“Adding gentle density can help ensure there are enough people in a neighborhood to support local schools, health, and community services and keep shops and restaurants open. It can provide a range of housing types and tenures that support the needs of individuals and families throughout all stages of life and allow for aging in place. It can also support public transit services, providing residents with efficient and affordable transportation options without relying on private automobiles.”
What do you think is the ‘right’ density for Philippine cities and municipalities?
With the increasing popularity of bicycles for utilitarian use (e.g., bike to work, bike to school, etc.), the need for strategies, programs and projects to support cycling has become more urgent. This is mainly to sustain the increase of bicycle use and partly to enhance the safety of cyclists. Here is an article that discusses how cities can rapidly expand bike networks:
To quote from the article:
“Our research points to several key recommendations for other cities hoping to expand their cycling infrastructure and encourage a more rapid shift toward biking and away from cars.
– Local governments can lead the implementation of a large-scale expansion of cycling infrastructure if local leaders can commit to ambitious, quantified mileage goals that will help structure how capital dollars are spent.
– Local implementation goals should include metrics related to increasing equity, particularly for people of color and those with low incomes. Although the Final Mile program increased the number of miles of cycling infrastructure, it did not directly prioritize the people who could benefit most from improvements.

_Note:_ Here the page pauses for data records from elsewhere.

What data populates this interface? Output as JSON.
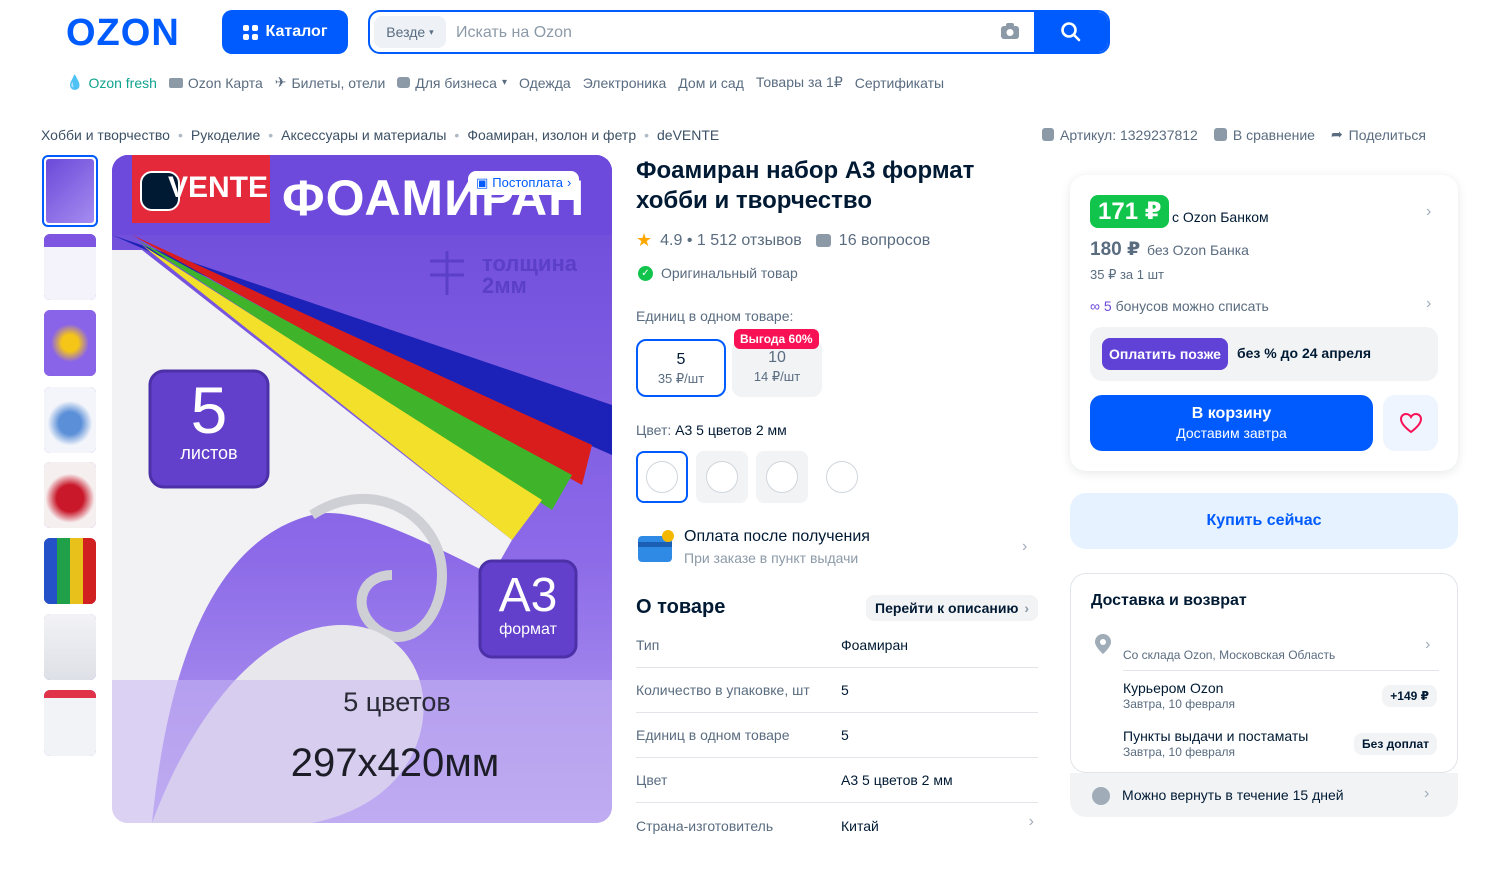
{
  "header": {
    "logo": "OZON",
    "catalog_label": "Каталог",
    "search_scope": "Везде",
    "search_placeholder": "Искать на Ozon"
  },
  "nav": [
    "Ozon fresh",
    "Ozon Карта",
    "Билеты, отели",
    "Для бизнеса",
    "Одежда",
    "Электроника",
    "Дом и сад",
    "Товары за 1₽",
    "Сертификаты"
  ],
  "breadcrumbs": [
    "Хобби и творчество",
    "Рукоделие",
    "Аксессуары и материалы",
    "Фоамиран, изолон и фетр",
    "deVENTE"
  ],
  "actions": {
    "article": "Артикул: 1329237812",
    "compare": "В сравнение",
    "share": "Поделиться"
  },
  "image": {
    "badge": "Постоплата",
    "brand": "VENTE",
    "headline": "ФОАМИРАН",
    "thickness_label": "толщина",
    "thickness_value": "2мм",
    "sheets_num": "5",
    "sheets_label": "листов",
    "format_big": "А3",
    "format_label": "формат",
    "colors_text": "5 цветов",
    "size_text": "297x420мм"
  },
  "product": {
    "title": "Фоамиран набор А3 формат хобби и творчество",
    "rating": "4.9 • 1 512 отзывов",
    "questions": "16 вопросов",
    "original": "Оригинальный товар",
    "units_label": "Единиц в одном товаре:",
    "units": [
      {
        "count": "5",
        "price": "35 ₽/шт"
      },
      {
        "count": "10",
        "price": "14 ₽/шт"
      }
    ],
    "units_badge": "Выгода 60%",
    "color_label": "Цвет:",
    "color_value": "А3 5 цветов 2 мм",
    "pay_title": "Оплата после получения",
    "pay_sub": "При заказе в пункт выдачи",
    "about": "О товаре",
    "goto_desc": "Перейти к описанию",
    "specs": [
      {
        "k": "Тип",
        "v": "Фоамиран"
      },
      {
        "k": "Количество в упаковке, шт",
        "v": "5"
      },
      {
        "k": "Единиц в одном товаре",
        "v": "5"
      },
      {
        "k": "Цвет",
        "v": "А3 5 цветов 2 мм"
      },
      {
        "k": "Страна-изготовитель",
        "v": "Китай"
      }
    ]
  },
  "price": {
    "card_price": "171 ₽",
    "card_label": "с Ozon Банком",
    "regular_price": "180 ₽",
    "regular_label": "без Ozon Банка",
    "per_unit": "35 ₽ за 1 шт",
    "bonus_num": "5",
    "bonus_text": "бонусов можно списать",
    "pay_later_btn": "Оплатить позже",
    "pay_later_text": "без % до 24 апреля",
    "cart_label": "В корзину",
    "cart_sub": "Доставим завтра",
    "buy_now": "Купить сейчас"
  },
  "delivery": {
    "title": "Доставка и возврат",
    "warehouse": "Со склада Ozon, Московская Область",
    "courier": "Курьером Ozon",
    "courier_date": "Завтра, 10 февраля",
    "courier_tag": "+149 ₽",
    "pickup": "Пункты выдачи и постаматы",
    "pickup_date": "Завтра, 10 февраля",
    "pickup_tag": "Без доплат",
    "return": "Можно вернуть в течение 15 дней"
  },
  "colors": {
    "accent": "#005bff",
    "green": "#10c44c",
    "purple": "#6042d6",
    "pink": "#f91155"
  }
}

– Philanthropic funders interested in supporting climate-friendly infrastructure should ensure their funds help hold local policymakers accountable to achieving their commitments instead of funding infrastructure projects directly. They can also encourage collaboration between cities and nonprofit advocates while working to fill local capacity gaps, such as through engineering consultants.”